The task: Go through the listing below and repeat it exactly, omitting each picture.

━━━━━━━━━━━━━━━━━━━━

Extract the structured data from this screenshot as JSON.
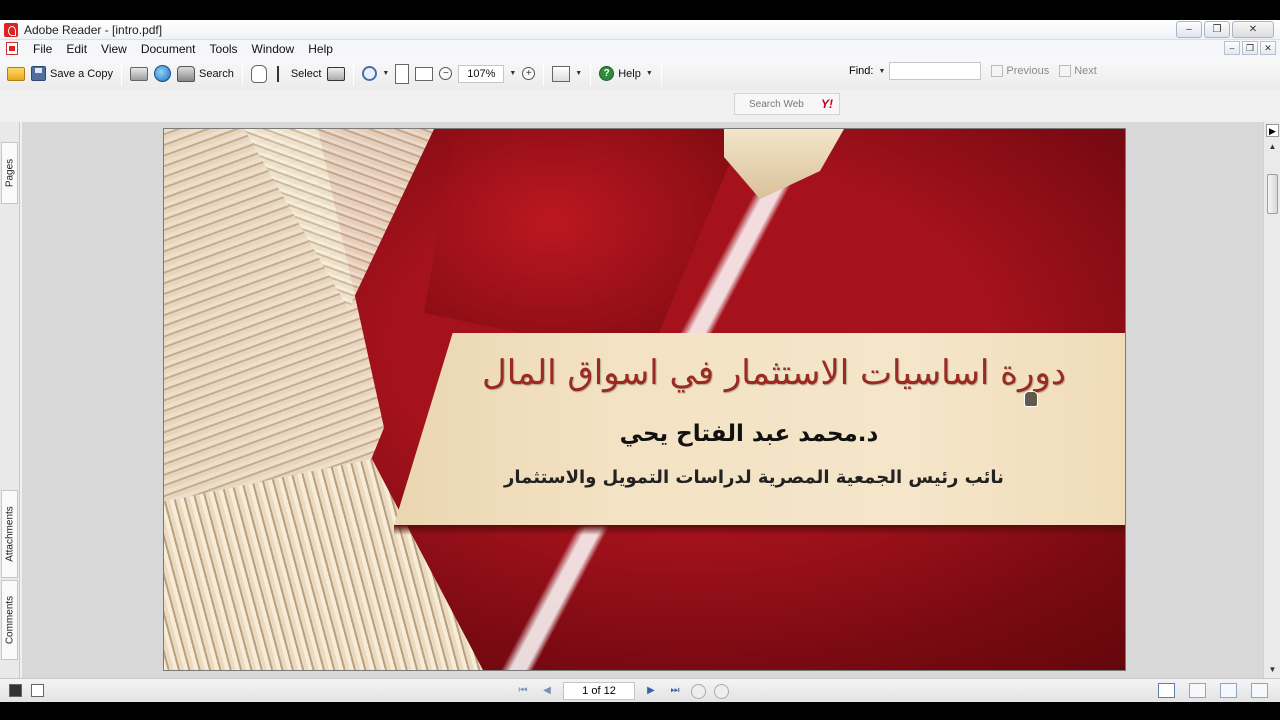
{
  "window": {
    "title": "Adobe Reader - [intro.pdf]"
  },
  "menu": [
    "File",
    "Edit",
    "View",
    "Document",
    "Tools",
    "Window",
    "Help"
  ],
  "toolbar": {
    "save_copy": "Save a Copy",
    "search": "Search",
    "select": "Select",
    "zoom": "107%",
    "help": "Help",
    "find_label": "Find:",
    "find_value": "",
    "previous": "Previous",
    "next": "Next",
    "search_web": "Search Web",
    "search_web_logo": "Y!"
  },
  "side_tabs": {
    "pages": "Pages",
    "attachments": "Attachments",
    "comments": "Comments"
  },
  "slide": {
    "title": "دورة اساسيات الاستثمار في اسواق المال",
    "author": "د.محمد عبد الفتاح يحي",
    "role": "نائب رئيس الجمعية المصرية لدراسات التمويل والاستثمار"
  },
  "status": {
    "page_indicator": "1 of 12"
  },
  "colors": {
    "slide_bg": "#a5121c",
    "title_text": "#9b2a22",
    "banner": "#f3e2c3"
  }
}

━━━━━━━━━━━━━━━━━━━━

Task response:
Extract the structured data from this screenshot as JSON.
{
  "window": {
    "title": "Adobe Reader - [intro.pdf]"
  },
  "menu": [
    "File",
    "Edit",
    "View",
    "Document",
    "Tools",
    "Window",
    "Help"
  ],
  "toolbar": {
    "save_copy": "Save a Copy",
    "search": "Search",
    "select": "Select",
    "zoom": "107%",
    "help": "Help",
    "find_label": "Find:",
    "find_value": "",
    "previous": "Previous",
    "next": "Next",
    "search_web": "Search Web",
    "search_web_logo": "Y!"
  },
  "side_tabs": {
    "pages": "Pages",
    "attachments": "Attachments",
    "comments": "Comments"
  },
  "slide": {
    "title": "دورة اساسيات الاستثمار في اسواق المال",
    "author": "د.محمد عبد الفتاح يحي",
    "role": "نائب رئيس الجمعية المصرية لدراسات التمويل والاستثمار"
  },
  "status": {
    "page_indicator": "1 of 12"
  },
  "colors": {
    "slide_bg": "#a5121c",
    "title_text": "#9b2a22",
    "banner": "#f3e2c3"
  }
}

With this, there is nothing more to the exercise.